The regex is looking for a case insensitive match for
CPU_COUNT followed by one or more whitespace and puts the following characters that are not a new line in a field called
cpu_cores(in a greedy mode).
This is a literal translation of the regex.
Hope this helps ...
Can you also please post some sample events, because with just the regex it hard to answer.
Also, this posted regex is not correct because you have an incomplete group structure and the last
? does not have a preceding token.
Actually this is the default field extract (hardware : EXTRACT-cpu_cores) used in "Splunk App for AWS". Am trying to understand how they are extracting CPU_Cores from the events. Because I could not find any keyword like "CPU" in the events.
your regex isn't readable, please use Code Sample button (the one with 101010) to display your regex.
In addition, I suggest to put your regex and a sample of your logs in regex101.com site, you can test your regex and there's (on the right side) a description of the regex.
This is the explanation of your regex by regex101.com:
(?i) match the remainder of the pattern with the following effective flags: gmi i modifier: insensitive. Case insensitive match (ignores case of [a-zA-Z]) CPU_COUNT matches the characters CPU_COUNT literally (case insensitive) \s+ matches any whitespace character (equal to [\r\n\t\f\v ]) + Quantifier — Matches between one and unlimited times, as many times as possible, giving back as needed (greedy) Named Capture Group cpu_cores (?P<cpu_cores>[^ \n]*)? ? Quantifier — Matches between zero and one times, as many times as possible, giving back as needed (greedy) Match a single character not present in the list below [^ \n]* * Quantifier — Matches between zero and unlimited times, as many times as possible, giving back as needed (greedy) matches the character literally (case insensitive) \n matches a line-feed (newline) character (ASCII 10) Global pattern flags g modifier: global. All matches (don't return after first match) m modifier: multi line. Causes ^ and $ to match the begin/end of each line (not only begin/end of string)
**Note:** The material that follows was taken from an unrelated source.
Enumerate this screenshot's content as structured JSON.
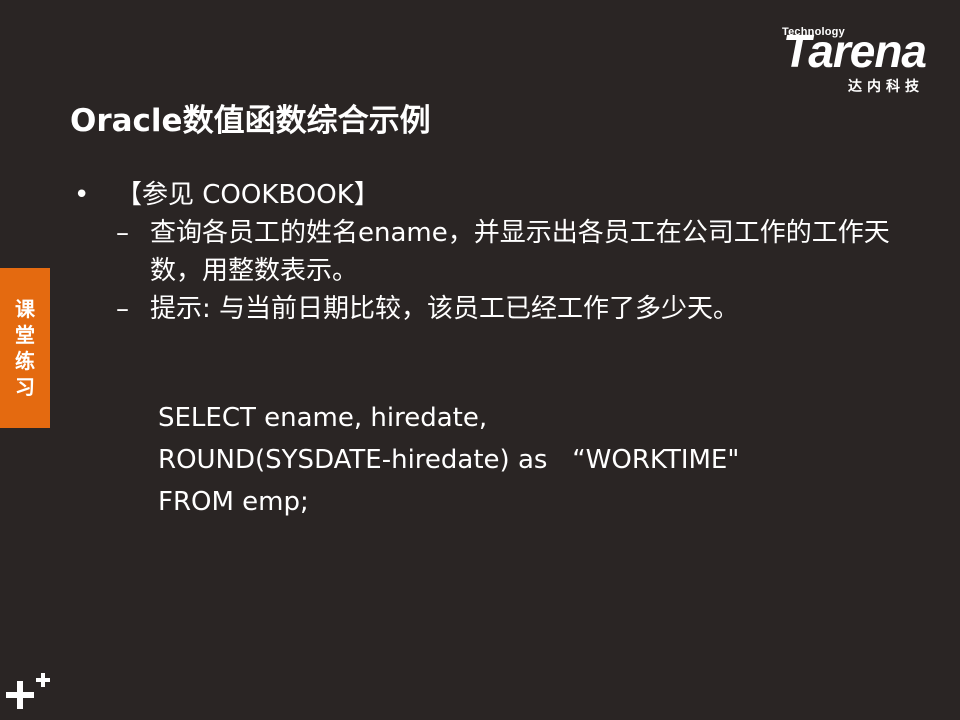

That you can see by yourself at https://regex101.com/r/xfUL8y/1 .